Please note....
Regarding all of the hullabaloo about advocacy and public officials:  I support everyone's right to speak out about the amendment and advocate their viewpoint.  I do not think it is appropriate to use taxpayer funded distribution methods or assets owned by the public.  My website, email list and social media channels, are all owned and maintained by me privately.          


1 comment:

Hire_A_Veteran said...

A few days ago I watched Bill Moyers and Company on PBS. The show was about ALEC. If you haven't heard of ALEC, or haven't seen this show, I encourage you watch it. Here's the link:

I was a public school teacher for 18 years, 16 years in California. At that time, California schools were rated above 5th in the nation. Now they are somewhere near the bottom. In the 90s the state legislature spent more on prisons than it did on schools. Around the time I was leaving the school system to become a minister, business entered the field of education. The public was told that business could run schools better than the public system. Privatization of education had begun.

On the show, Bill Moyers exposed ALEC which are businesses and mostly Republican state legislators subverting the lobbying system. Business interests provide suggested business friendly legislation to be introduced in the various states which the state legislators (who have been wined and dined by those business interests) take back to their states and present as their own legislation to be passed. Privatization of Education has been one of the objectives of ALEC during the past 20 years or so and public dollars to education have been reduced and reduced and reduced.

One of the states where ALEC has been able to get the appropriate legislation, (Bill Moyers talked about it on the show, I don't recall which one) public dollars for education were given to business interest for education purposes.

This may not seem like a big deal, after all, aren't these businesses educating kids? Consider this, if business takes over the majority of education, it will mean the business has a right to refuse service to anyone it doesn't want to serve, or require something from its patrons, as well as payment.

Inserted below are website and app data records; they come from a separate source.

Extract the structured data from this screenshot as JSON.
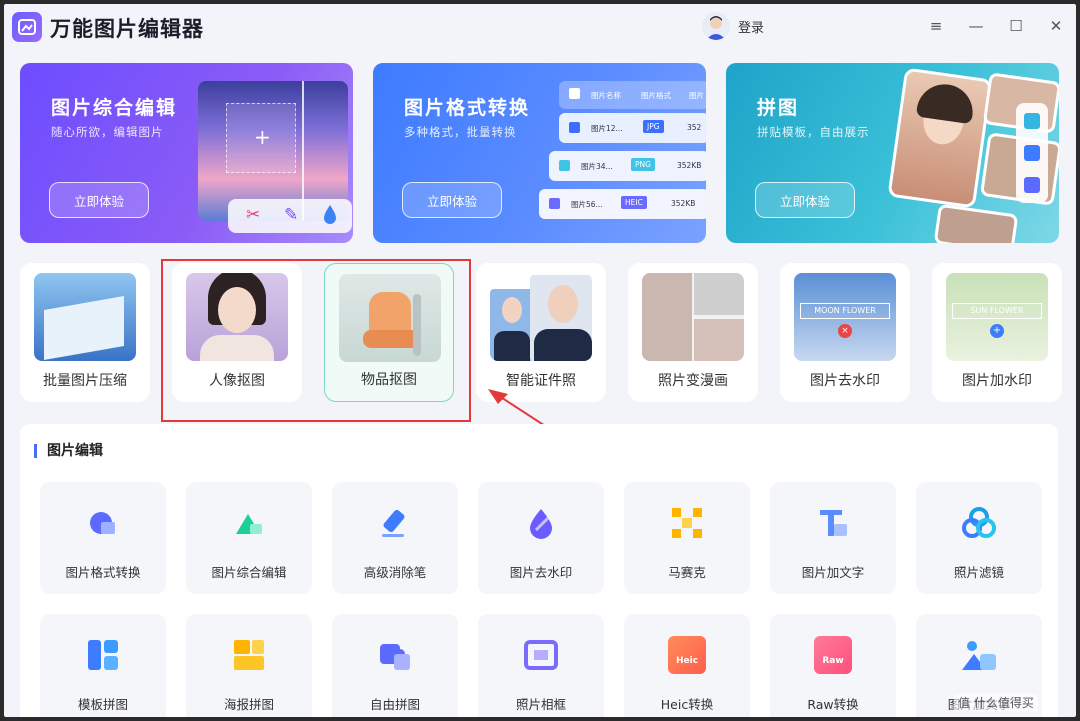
{
  "app": {
    "title": "万能图片编辑器",
    "login": "登录"
  },
  "window_controls": {
    "menu": "≡",
    "minimize": "—",
    "maximize": "☐",
    "close": "✕"
  },
  "banners": [
    {
      "title": "图片综合编辑",
      "subtitle": "随心所欲，编辑图片",
      "button": "立即体验"
    },
    {
      "title": "图片格式转换",
      "subtitle": "多种格式，批量转换",
      "button": "立即体验",
      "file_list": {
        "headers": [
          "图片名称",
          "图片格式",
          "图片"
        ],
        "rows": [
          {
            "name": "图片12...",
            "format": "JPG",
            "size": "352"
          },
          {
            "name": "图片34...",
            "format": "PNG",
            "size": "352KB"
          },
          {
            "name": "图片56...",
            "format": "HEIC",
            "size": "352KB"
          }
        ]
      }
    },
    {
      "title": "拼图",
      "subtitle": "拼贴模板，自由展示",
      "button": "立即体验"
    }
  ],
  "tools": [
    {
      "label": "批量图片压缩"
    },
    {
      "label": "人像抠图"
    },
    {
      "label": "物品抠图"
    },
    {
      "label": "智能证件照"
    },
    {
      "label": "照片变漫画"
    },
    {
      "label": "图片去水印",
      "overlay_text": "MOON FLOWER"
    },
    {
      "label": "图片加水印",
      "overlay_text": "SUN FLOWER"
    }
  ],
  "section": {
    "title": "图片编辑"
  },
  "features_row1": [
    {
      "label": "图片格式转换",
      "icon": "format-convert-icon"
    },
    {
      "label": "图片综合编辑",
      "icon": "image-edit-icon"
    },
    {
      "label": "高级消除笔",
      "icon": "eraser-pen-icon"
    },
    {
      "label": "图片去水印",
      "icon": "watermark-remove-icon"
    },
    {
      "label": "马赛克",
      "icon": "mosaic-icon"
    },
    {
      "label": "图片加文字",
      "icon": "add-text-icon"
    },
    {
      "label": "照片滤镜",
      "icon": "filter-icon"
    }
  ],
  "features_row2": [
    {
      "label": "模板拼图",
      "icon": "template-collage-icon"
    },
    {
      "label": "海报拼图",
      "icon": "poster-collage-icon"
    },
    {
      "label": "自由拼图",
      "icon": "free-collage-icon"
    },
    {
      "label": "照片相框",
      "icon": "photo-frame-icon"
    },
    {
      "label": "Heic转换",
      "icon": "heic-icon",
      "badge": "Heic"
    },
    {
      "label": "Raw转换",
      "icon": "raw-icon",
      "badge": "Raw"
    },
    {
      "label": "图片加文字",
      "icon": "image-text-icon"
    }
  ],
  "watermark": "值 什么值得买",
  "colors": {
    "accent": "#4a6cf7",
    "highlight": "#e23a3a",
    "selected_border": "#7fd6c2"
  }
}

I taught in a low-wealth district. The private school kids usually outscored our kids. As public school teachers we used to complain that our test scores weren't higher because we had to educate everyone. Kids with problems are not less intelligent. They are dealing with more issues outside of the classroom. We couldn't refuse these students as private schools could. I now see that as a blessing.

This change to Georgia's constitution sounds a lot like ALEC legislation and if it passes, business will be more fully involved in education in Georgia. Just take a look at who's for the change - Wal-Mart, Multinational Conglomerate Koch Industries, 10 big-dollar out-of-state donors, Gov. Nathan Deal, Don Balfour, Chip Rogers.

Please join me by voting NO on the charter school amendment in order to keep big business and the right-wing agenda out of our public schools. Do you want a school system where intelligent design instruction is required, but evolution and global warming theories are banned, and scientific thought is continually denigrated? Of course not! Vote NO on the charter school amendment!

I also recall a while back a local blogger, who had thoughts of grandeur of running for office himself, but thankfully that attempt was thwarted by clearer heads and never came to fruition, trashed a teacher at one of our schools in his blog because he in his narrow ethnocentric mind didn't care for the song choices (feeling they were too ethnic and didn't fit the Dunwoody "culture") included in her holiday musical program. Do we want that type of near-sighted control over our teachers? No! Vote NO on the charter school amendment! And vote out any school board members so narrow sighted to support it!